By John Gramlich and Cary Funk
Read the full article from the Pew Research Center here.
“The disparity is particularly wide in some states. In Kansas and Wisconsin, black people account for 6% of each state’s population but 29% and 26% of deaths, respectively – the biggest proportional disparities out of the states for which demographic data on coronavirus deaths is available…Meanwhile, a little over half of black adults (54%) say they would definitely or probably get a coronavirus vaccine if one were available today, while 44% say they would not.”
By Tom Peterson
Read the full article from Stakeholder Health here.
“The data that informed their work was that, in the five or six ZIP codes where about 80% or 90% of African Americans live in Erie County (where Buffalo is), African Americans were off the charts in terms of the health disparity around every chronic disease: diabetes, heart disease, cancers, asthma. They were 300% more likely to have a chronic disease if they lived in those communities versus a white person who didn’t, and that translated into shorter lifespans, roughly 10 to 12 lost years of life and a lower quality of life for many.”
By Grace Lazzara
Read the full article from UBNow here.
“What, then, does drive disparities? ‘While we live in a country together, we experience that country in very different ways,’ LaVeist said. He displayed an infographic of the subway system in Washington, D.C., that showed that the particular subway lines people took effectively predicted their life expectancy because they correlate to ‘where people live.’ He also cited a study of Baltimore that tallied corner stores selling not much more than cigarettes and bottles of 40-oz. malt liquors, which LaVeist called ‘elixirs for the ills of poverty.’ Such stores existed almost exclusively in highly segregated, predominantly Black, low-income communities.”
By Ellen Goldbaum
Read the full article from UBNow, here.
“A powerful partnership that brought UB faculty and community leaders together to fight against health disparities has allowed the community to respond more effectively to the pandemic than many cities across the nation, university and community leaders said today.”
By Whitney N. Laster Pirtle
Read the full article from Health Education & Behavior, here.
“Racial capitalism is a fundamental cause of the racial and socioeconomic inequities within the novel coronavirus pandemic (COVID-19) in the United States. The overrepresentation of Black death reported in Detroit, Michigan is a case study for this argument. Racism and capitalism mutually construct harmful social conditions that fundamentally shape COVID-19 disease inequities. . .Interventions should address social inequality to achieve health equity across pandemics.”
By Rod Watson
Read the full article from Buffalo News, here.

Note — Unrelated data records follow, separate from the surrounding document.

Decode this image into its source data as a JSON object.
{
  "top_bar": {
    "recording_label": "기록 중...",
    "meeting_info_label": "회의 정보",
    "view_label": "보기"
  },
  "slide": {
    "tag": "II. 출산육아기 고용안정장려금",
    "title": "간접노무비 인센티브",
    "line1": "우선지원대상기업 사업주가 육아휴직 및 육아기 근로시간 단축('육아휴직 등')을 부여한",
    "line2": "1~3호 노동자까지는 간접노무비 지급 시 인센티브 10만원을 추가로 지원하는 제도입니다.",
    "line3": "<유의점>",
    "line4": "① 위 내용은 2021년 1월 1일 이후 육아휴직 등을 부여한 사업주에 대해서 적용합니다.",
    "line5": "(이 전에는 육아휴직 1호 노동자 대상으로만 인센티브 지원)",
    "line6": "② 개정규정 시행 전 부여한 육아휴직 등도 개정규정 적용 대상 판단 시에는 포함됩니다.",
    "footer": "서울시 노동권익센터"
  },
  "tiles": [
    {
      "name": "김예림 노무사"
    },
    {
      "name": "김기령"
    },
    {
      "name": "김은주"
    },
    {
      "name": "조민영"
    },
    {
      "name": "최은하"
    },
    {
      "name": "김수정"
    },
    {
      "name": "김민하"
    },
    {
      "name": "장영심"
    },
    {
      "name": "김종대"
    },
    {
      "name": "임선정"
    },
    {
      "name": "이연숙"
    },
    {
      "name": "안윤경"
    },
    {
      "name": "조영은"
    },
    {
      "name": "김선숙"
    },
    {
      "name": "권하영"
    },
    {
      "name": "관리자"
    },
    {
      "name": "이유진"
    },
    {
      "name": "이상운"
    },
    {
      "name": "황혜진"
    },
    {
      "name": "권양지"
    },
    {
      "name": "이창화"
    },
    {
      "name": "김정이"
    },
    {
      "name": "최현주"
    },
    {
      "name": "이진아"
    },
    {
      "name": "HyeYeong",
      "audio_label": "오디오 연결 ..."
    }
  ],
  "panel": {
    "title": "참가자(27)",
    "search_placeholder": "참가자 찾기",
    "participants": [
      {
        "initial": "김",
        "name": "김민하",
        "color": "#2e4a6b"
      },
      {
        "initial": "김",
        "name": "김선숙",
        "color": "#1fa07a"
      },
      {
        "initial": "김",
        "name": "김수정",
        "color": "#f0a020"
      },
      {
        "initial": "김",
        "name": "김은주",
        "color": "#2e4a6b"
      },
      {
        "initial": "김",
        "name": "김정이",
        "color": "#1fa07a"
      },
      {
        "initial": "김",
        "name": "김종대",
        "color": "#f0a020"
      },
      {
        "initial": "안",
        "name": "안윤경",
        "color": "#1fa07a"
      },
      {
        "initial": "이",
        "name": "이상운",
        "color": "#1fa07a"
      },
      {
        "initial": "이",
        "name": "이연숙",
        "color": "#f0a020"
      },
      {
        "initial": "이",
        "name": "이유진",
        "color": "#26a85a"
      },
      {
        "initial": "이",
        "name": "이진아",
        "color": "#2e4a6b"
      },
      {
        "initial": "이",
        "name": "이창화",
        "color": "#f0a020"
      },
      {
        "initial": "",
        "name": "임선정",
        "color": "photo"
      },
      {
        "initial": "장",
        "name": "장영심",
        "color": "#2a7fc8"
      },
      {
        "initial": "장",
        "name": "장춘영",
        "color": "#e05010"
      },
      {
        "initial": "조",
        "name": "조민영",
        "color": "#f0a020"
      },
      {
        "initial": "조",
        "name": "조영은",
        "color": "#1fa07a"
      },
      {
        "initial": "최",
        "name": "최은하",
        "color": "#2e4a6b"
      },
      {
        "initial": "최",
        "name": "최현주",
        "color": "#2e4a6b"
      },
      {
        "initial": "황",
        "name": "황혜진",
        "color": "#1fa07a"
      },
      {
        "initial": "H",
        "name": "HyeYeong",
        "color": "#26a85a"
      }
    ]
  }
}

“Exposure to lead in chipping, peeling paint can cause brain and nervous system damage, slow a child’s growth and development, and cause learning and behavior problems. The damage can be irreversible. Yet the only recourse for a parent unwittingly renting a lead-infested property is to file their own lawsuit. And even then, the federal Residential Lead-Based Paint Hazard Reduction Act doesn’t allow for punitive awards, or even for the lifetime impacts of stunted development. It allows only for ‘3 times the amount of damages incurred by such individual.'”